**What you need to do**
Give a verbatim quotation of every record.

________

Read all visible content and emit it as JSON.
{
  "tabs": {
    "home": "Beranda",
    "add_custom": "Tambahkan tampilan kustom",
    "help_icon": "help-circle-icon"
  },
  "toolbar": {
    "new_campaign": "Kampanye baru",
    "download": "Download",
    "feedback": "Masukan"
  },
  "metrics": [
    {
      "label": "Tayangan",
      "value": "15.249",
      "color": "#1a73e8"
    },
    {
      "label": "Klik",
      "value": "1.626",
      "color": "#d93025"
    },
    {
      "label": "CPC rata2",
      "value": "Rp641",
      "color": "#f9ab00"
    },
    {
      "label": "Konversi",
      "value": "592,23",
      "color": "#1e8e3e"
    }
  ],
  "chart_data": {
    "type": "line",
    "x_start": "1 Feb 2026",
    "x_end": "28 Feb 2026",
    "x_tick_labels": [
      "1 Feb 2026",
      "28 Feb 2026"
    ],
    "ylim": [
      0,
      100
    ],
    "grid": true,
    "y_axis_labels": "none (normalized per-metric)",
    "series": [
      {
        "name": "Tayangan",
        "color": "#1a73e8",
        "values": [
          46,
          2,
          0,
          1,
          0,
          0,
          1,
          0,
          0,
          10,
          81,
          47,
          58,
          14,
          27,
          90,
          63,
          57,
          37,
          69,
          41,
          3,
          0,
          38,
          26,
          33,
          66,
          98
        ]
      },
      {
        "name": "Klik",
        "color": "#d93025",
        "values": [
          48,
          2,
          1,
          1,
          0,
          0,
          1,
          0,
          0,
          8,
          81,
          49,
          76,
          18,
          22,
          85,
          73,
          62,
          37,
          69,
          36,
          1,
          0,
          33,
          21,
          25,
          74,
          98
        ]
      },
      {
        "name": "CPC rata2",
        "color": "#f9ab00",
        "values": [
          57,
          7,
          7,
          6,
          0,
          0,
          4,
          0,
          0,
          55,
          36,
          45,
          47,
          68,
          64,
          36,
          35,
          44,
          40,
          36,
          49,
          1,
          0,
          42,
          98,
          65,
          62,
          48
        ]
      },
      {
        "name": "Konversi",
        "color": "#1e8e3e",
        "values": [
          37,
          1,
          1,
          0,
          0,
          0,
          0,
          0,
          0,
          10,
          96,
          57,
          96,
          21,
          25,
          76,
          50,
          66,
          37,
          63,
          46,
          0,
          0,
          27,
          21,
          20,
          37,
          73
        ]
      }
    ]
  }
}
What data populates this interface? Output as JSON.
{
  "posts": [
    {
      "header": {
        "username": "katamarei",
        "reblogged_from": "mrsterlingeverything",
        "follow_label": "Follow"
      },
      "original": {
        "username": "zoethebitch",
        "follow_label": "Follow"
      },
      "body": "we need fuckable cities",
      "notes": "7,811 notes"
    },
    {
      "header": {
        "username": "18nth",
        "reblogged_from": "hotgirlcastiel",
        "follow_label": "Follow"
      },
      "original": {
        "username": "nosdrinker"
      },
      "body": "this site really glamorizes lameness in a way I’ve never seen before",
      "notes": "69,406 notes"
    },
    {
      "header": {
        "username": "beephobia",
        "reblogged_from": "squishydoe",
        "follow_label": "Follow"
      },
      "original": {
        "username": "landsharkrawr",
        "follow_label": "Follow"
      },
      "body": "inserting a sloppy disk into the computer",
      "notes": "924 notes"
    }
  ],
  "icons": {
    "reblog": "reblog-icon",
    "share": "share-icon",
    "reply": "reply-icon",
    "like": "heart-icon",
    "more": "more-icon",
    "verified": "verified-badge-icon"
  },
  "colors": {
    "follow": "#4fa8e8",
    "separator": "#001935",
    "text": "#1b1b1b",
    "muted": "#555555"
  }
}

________

**Written response**
Read all visible content and emit it as JSON.
{
  "tabs": {
    "home": "Beranda",
    "add_custom": "Tambahkan tampilan kustom",
    "help_icon": "help-circle-icon"
  },
  "toolbar": {
    "new_campaign": "Kampanye baru",
    "download": "Download",
    "feedback": "Masukan"
  },
  "metrics": [
    {
      "label": "Tayangan",
      "value": "15.249",
      "color": "#1a73e8"
    },
    {
      "label": "Klik",
      "value": "1.626",
      "color": "#d93025"
    },
    {
      "label": "CPC rata2",
      "value": "Rp641",
      "color": "#f9ab00"
    },
    {
      "label": "Konversi",
      "value": "592,23",
      "color": "#1e8e3e"
    }
  ],
  "chart_data": {
    "type": "line",
    "x_start": "1 Feb 2026",
    "x_end": "28 Feb 2026",
    "x_tick_labels": [
      "1 Feb 2026",
      "28 Feb 2026"
    ],
    "ylim": [
      0,
      100
    ],
    "grid": true,
    "y_axis_labels": "none (normalized per-metric)",
    "series": [
      {
        "name": "Tayangan",
        "color": "#1a73e8",
        "values": [
          46,
          2,
          0,
          1,
          0,
          0,
          1,
          0,
          0,
          10,
          81,
          47,
          58,
          14,
          27,
          90,
          63,
          57,
          37,
          69,
          41,
          3,
          0,
          38,
          26,
          33,
          66,
          98
        ]
      },
      {
        "name": "Klik",
        "color": "#d93025",
        "values": [
          48,
          2,
          1,
          1,
          0,
          0,
          1,
          0,
          0,
          8,
          81,
          49,
          76,
          18,
          22,
          85,
          73,
          62,
          37,
          69,
          36,
          1,
          0,
          33,
          21,
          25,
          74,
          98
        ]
      },
      {
        "name": "CPC rata2",
        "color": "#f9ab00",
        "values": [
          57,
          7,
          7,
          6,
          0,
          0,
          4,
          0,
          0,
          55,
          36,
          45,
          47,
          68,
          64,
          36,
          35,
          44,
          40,
          36,
          49,
          1,
          0,
          42,
          98,
          65,
          62,
          48
        ]
      },
      {
        "name": "Konversi",
        "color": "#1e8e3e",
        "values": [
          37,
          1,
          1,
          0,
          0,
          0,
          0,
          0,
          0,
          10,
          96,
          57,
          96,
          21,
          25,
          76,
          50,
          66,
          37,
          63,
          46,
          0,
          0,
          27,
          21,
          20,
          37,
          73
        ]
      }
    ]
  }
}
What data populates this interface? Output as JSON.
{
  "posts": [
    {
      "header": {
        "username": "katamarei",
        "reblogged_from": "mrsterlingeverything",
        "follow_label": "Follow"
      },
      "original": {
        "username": "zoethebitch",
        "follow_label": "Follow"
      },
      "body": "we need fuckable cities",
      "notes": "7,811 notes"
    },
    {
      "header": {
        "username": "18nth",
        "reblogged_from": "hotgirlcastiel",
        "follow_label": "Follow"
      },
      "original": {
        "username": "nosdrinker"
      },
      "body": "this site really glamorizes lameness in a way I’ve never seen before",
      "notes": "69,406 notes"
    },
    {
      "header": {
        "username": "beephobia",
        "reblogged_from": "squishydoe",
        "follow_label": "Follow"
      },
      "original": {
        "username": "landsharkrawr",
        "follow_label": "Follow"
      },
      "body": "inserting a sloppy disk into the computer",
      "notes": "924 notes"
    }
  ],
  "icons": {
    "reblog": "reblog-icon",
    "share": "share-icon",
    "reply": "reply-icon",
    "like": "heart-icon",
    "more": "more-icon",
    "verified": "verified-badge-icon"
  },
  "colors": {
    "follow": "#4fa8e8",
    "separator": "#001935",
    "text": "#1b1b1b",
    "muted": "#555555"
  }
}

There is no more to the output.